=== HOW TO COMPLETE THIS TASK ===
Leave out the pictures and print the records below exactly.

=== DATASET RECORDS ===

------------------------

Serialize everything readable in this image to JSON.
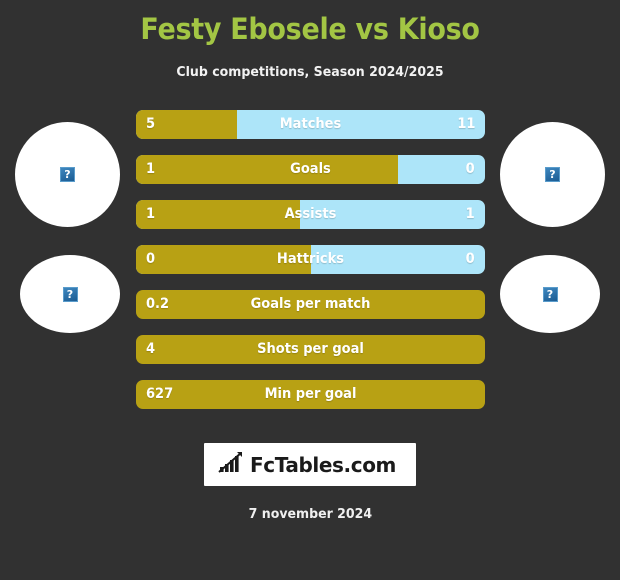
{
  "header": {
    "title": "Festy Ebosele vs Kioso",
    "subtitle": "Club competitions, Season 2024/2025",
    "title_color": "#a3c644"
  },
  "colors": {
    "background": "#313131",
    "left_player": "#b8a114",
    "right_player": "#ade5f9",
    "title_accent": "#a3c644"
  },
  "avatars": {
    "left_top": {
      "placeholder": "?"
    },
    "left_bottom": {
      "placeholder": "?"
    },
    "right_top": {
      "placeholder": "?"
    },
    "right_bottom": {
      "placeholder": "?"
    }
  },
  "chart_data": {
    "type": "bar",
    "title": "Festy Ebosele vs Kioso",
    "subtitle": "Club competitions, Season 2024/2025",
    "orientation": "horizontal-diverging",
    "categories": [
      "Matches",
      "Goals",
      "Assists",
      "Hattricks",
      "Goals per match",
      "Shots per goal",
      "Min per goal"
    ],
    "series": [
      {
        "name": "Festy Ebosele",
        "side": "left",
        "color": "#b8a114",
        "values": [
          5,
          1,
          1,
          0,
          0.2,
          4,
          627
        ]
      },
      {
        "name": "Kioso",
        "side": "right",
        "color": "#ade5f9",
        "values": [
          11,
          0,
          1,
          0,
          null,
          null,
          null
        ]
      }
    ],
    "legend": "none",
    "grid": false
  },
  "rows": [
    {
      "label": "Matches",
      "left_value": "5",
      "right_value": "11",
      "fill_percent": 29,
      "full": false
    },
    {
      "label": "Goals",
      "left_value": "1",
      "right_value": "0",
      "fill_percent": 75,
      "full": false
    },
    {
      "label": "Assists",
      "left_value": "1",
      "right_value": "1",
      "fill_percent": 47,
      "full": false
    },
    {
      "label": "Hattricks",
      "left_value": "0",
      "right_value": "0",
      "fill_percent": 50,
      "full": false
    },
    {
      "label": "Goals per match",
      "left_value": "0.2",
      "right_value": "",
      "fill_percent": 100,
      "full": true
    },
    {
      "label": "Shots per goal",
      "left_value": "4",
      "right_value": "",
      "fill_percent": 100,
      "full": true
    },
    {
      "label": "Min per goal",
      "left_value": "627",
      "right_value": "",
      "fill_percent": 100,
      "full": true
    }
  ],
  "footer": {
    "logo_text": "FcTables.com",
    "logo_icon": "bar-chart-trend-icon",
    "date": "7 november 2024"
  }
}
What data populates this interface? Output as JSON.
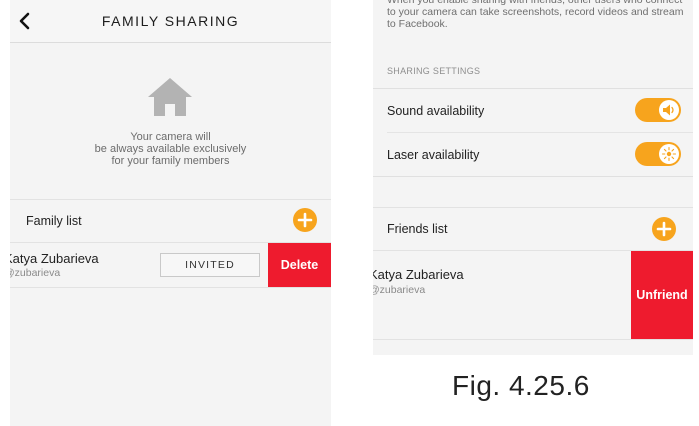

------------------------

=== REPLY ===
Serialize everything readable in this image to JSON.
{
  "header": {
    "title": "Festy Ebosele vs Kioso",
    "subtitle": "Club competitions, Season 2024/2025",
    "title_color": "#a3c644"
  },
  "colors": {
    "background": "#313131",
    "left_player": "#b8a114",
    "right_player": "#ade5f9",
    "title_accent": "#a3c644"
  },
  "avatars": {
    "left_top": {
      "placeholder": "?"
    },
    "left_bottom": {
      "placeholder": "?"
    },
    "right_top": {
      "placeholder": "?"
    },
    "right_bottom": {
      "placeholder": "?"
    }
  },
  "chart_data": {
    "type": "bar",
    "title": "Festy Ebosele vs Kioso",
    "subtitle": "Club competitions, Season 2024/2025",
    "orientation": "horizontal-diverging",
    "categories": [
      "Matches",
      "Goals",
      "Assists",
      "Hattricks",
      "Goals per match",
      "Shots per goal",
      "Min per goal"
    ],
    "series": [
      {
        "name": "Festy Ebosele",
        "side": "left",
        "color": "#b8a114",
        "values": [
          5,
          1,
          1,
          0,
          0.2,
          4,
          627
        ]
      },
      {
        "name": "Kioso",
        "side": "right",
        "color": "#ade5f9",
        "values": [
          11,
          0,
          1,
          0,
          null,
          null,
          null
        ]
      }
    ],
    "legend": "none",
    "grid": false
  },
  "rows": [
    {
      "label": "Matches",
      "left_value": "5",
      "right_value": "11",
      "fill_percent": 29,
      "full": false
    },
    {
      "label": "Goals",
      "left_value": "1",
      "right_value": "0",
      "fill_percent": 75,
      "full": false
    },
    {
      "label": "Assists",
      "left_value": "1",
      "right_value": "1",
      "fill_percent": 47,
      "full": false
    },
    {
      "label": "Hattricks",
      "left_value": "0",
      "right_value": "0",
      "fill_percent": 50,
      "full": false
    },
    {
      "label": "Goals per match",
      "left_value": "0.2",
      "right_value": "",
      "fill_percent": 100,
      "full": true
    },
    {
      "label": "Shots per goal",
      "left_value": "4",
      "right_value": "",
      "fill_percent": 100,
      "full": true
    },
    {
      "label": "Min per goal",
      "left_value": "627",
      "right_value": "",
      "fill_percent": 100,
      "full": true
    }
  ],
  "footer": {
    "logo_text": "FcTables.com",
    "logo_icon": "bar-chart-trend-icon",
    "date": "7 november 2024"
  }
}
What data populates this interface? Output as JSON.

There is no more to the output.